For the listing below, give the number of lines that contain the word "고르십시오" and no other text.

■ **Provided entries**:
—————
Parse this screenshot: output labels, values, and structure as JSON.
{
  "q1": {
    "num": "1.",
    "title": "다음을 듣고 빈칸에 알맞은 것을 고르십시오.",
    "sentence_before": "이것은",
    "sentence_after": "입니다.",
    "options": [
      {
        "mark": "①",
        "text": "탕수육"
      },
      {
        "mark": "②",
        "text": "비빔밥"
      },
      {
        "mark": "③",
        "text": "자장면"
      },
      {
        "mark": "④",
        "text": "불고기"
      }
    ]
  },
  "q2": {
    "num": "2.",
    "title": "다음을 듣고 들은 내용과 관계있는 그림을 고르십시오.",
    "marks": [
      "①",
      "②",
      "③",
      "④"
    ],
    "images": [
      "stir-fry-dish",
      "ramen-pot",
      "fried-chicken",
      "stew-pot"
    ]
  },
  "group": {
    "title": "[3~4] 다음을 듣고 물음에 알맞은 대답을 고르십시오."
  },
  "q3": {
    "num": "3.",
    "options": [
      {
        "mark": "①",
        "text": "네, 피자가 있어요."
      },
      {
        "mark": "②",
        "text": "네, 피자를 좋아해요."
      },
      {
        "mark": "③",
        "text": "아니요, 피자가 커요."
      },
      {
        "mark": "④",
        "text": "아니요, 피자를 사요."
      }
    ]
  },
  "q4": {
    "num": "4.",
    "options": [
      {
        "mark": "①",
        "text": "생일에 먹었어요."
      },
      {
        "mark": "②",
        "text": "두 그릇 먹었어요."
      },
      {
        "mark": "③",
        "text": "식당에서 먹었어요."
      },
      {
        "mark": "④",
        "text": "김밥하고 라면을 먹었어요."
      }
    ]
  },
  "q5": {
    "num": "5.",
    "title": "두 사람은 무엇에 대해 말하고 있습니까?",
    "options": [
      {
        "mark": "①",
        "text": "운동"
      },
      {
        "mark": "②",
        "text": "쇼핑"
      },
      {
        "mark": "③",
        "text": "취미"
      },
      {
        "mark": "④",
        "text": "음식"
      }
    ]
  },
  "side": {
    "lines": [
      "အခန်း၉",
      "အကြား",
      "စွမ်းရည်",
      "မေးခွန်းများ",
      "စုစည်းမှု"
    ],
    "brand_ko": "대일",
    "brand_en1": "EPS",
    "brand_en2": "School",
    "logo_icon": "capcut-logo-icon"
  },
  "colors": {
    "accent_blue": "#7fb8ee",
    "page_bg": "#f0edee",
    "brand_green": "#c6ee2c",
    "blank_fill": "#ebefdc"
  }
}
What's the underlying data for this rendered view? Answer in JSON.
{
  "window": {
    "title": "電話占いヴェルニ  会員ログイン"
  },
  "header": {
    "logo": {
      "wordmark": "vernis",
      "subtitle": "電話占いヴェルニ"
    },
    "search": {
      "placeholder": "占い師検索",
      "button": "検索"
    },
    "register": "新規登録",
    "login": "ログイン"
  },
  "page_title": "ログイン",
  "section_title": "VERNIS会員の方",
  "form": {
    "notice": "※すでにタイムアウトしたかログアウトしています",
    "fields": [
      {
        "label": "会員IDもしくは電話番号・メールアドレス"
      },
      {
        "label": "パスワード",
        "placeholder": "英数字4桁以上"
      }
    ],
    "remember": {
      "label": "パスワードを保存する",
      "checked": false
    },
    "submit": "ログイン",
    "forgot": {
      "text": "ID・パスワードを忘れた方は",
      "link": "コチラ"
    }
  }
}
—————
■ **Your response**: 3